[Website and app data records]
· · · · · · ·

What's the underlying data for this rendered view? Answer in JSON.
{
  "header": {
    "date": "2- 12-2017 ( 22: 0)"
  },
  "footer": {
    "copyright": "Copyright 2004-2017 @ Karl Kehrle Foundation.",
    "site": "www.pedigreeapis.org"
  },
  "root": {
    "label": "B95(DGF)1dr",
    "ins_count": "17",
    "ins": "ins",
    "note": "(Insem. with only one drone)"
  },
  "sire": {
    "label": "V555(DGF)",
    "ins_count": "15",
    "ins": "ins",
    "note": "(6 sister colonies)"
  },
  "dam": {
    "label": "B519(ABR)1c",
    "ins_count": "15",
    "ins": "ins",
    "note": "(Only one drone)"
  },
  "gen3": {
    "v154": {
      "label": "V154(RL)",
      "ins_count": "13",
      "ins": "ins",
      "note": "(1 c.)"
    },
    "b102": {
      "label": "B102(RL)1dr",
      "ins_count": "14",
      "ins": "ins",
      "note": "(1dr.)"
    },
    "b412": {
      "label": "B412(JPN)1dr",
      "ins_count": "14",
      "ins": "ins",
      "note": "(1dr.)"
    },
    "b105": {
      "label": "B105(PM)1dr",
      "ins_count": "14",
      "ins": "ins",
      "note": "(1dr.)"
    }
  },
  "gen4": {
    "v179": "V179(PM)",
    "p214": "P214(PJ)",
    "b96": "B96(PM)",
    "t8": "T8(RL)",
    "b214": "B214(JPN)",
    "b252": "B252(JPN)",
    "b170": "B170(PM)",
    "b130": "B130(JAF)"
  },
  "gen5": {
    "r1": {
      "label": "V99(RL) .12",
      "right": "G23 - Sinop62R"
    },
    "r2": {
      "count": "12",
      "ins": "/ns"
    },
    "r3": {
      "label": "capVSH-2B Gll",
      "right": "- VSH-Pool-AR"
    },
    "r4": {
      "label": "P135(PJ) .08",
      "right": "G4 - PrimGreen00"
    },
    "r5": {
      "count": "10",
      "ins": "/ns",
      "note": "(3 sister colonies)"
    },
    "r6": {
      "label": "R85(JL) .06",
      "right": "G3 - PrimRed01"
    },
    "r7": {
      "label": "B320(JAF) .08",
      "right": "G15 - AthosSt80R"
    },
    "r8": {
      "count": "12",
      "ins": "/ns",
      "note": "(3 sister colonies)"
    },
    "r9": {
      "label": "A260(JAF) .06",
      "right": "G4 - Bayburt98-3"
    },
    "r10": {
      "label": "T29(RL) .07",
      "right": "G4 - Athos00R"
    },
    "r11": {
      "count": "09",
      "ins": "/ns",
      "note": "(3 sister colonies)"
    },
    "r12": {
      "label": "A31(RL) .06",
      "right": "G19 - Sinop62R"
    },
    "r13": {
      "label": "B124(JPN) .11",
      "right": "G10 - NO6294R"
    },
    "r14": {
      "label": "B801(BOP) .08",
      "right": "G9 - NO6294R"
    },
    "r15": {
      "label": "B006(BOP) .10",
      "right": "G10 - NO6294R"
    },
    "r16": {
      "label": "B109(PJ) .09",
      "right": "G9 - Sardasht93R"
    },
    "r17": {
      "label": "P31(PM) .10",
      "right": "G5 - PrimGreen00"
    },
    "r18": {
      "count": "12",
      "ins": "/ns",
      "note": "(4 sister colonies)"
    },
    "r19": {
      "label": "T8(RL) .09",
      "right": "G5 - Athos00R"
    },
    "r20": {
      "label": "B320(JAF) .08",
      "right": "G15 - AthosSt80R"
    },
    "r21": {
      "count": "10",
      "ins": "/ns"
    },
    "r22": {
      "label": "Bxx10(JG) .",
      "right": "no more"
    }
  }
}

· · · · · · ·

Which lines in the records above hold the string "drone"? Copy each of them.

    "note": "(Insem. with only one drone)"
    "note": "(Only one drone)"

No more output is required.